|US7552582 *||Nov 29, 2005||Jun 30, 2009||Honeywell International Inc.||More electric aircraft power transfer systems and methods|
|US7833126 *||Aug 22, 2007||Nov 16, 2010||Rolls-Royce Deutschland Ltd & Co Kg||Arrangement for power take-off on a two-shaft engine|
|US20040106486 *||Dec 5, 2003||Jun 3, 2004||Volvo Aero Corporation||Gas turbine arrangement|
|US20060272313 *||Nov 29, 2005||Dec 7, 2006||Honeywell International, Inc.||More electric aircraft power transfer systems and methods|
|US20080047376 *||Aug 22, 2007||Feb 28, 2008||Gideon Venter||Arrangement for power take-off on a two-shaft engine|
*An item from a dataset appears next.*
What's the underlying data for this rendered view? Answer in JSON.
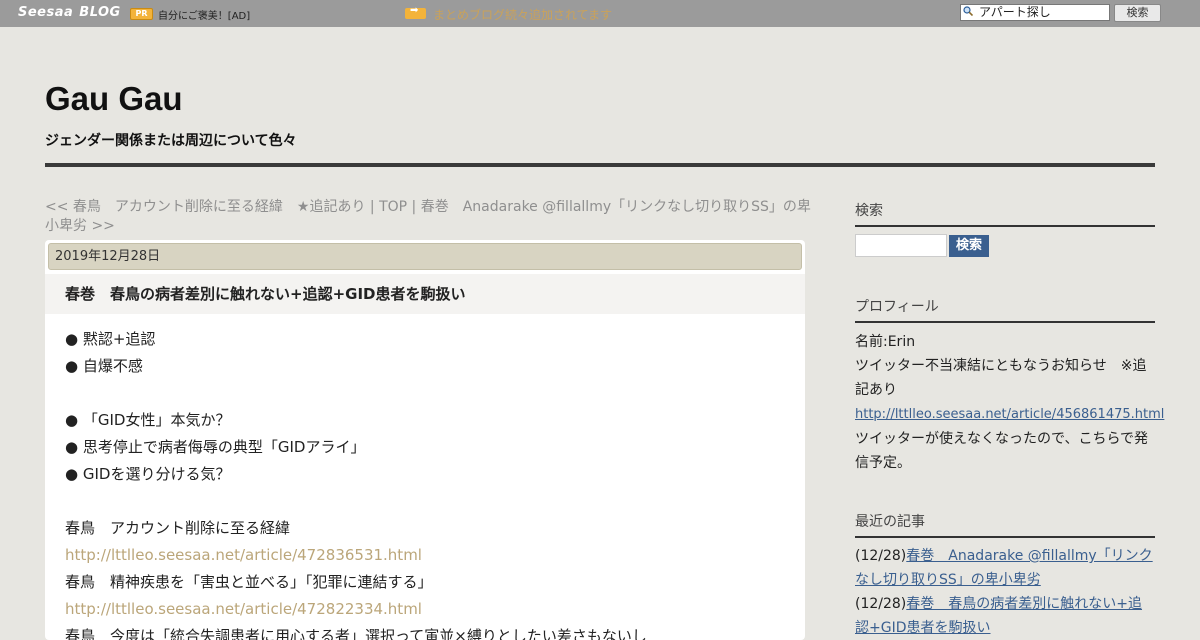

|U.S. Classification||60/39.163, 475/31|
|International Classification||F02C9/56, F02C7/36, F02C9/22|
|Cooperative Classification||F02C7/36, Y10S74/05|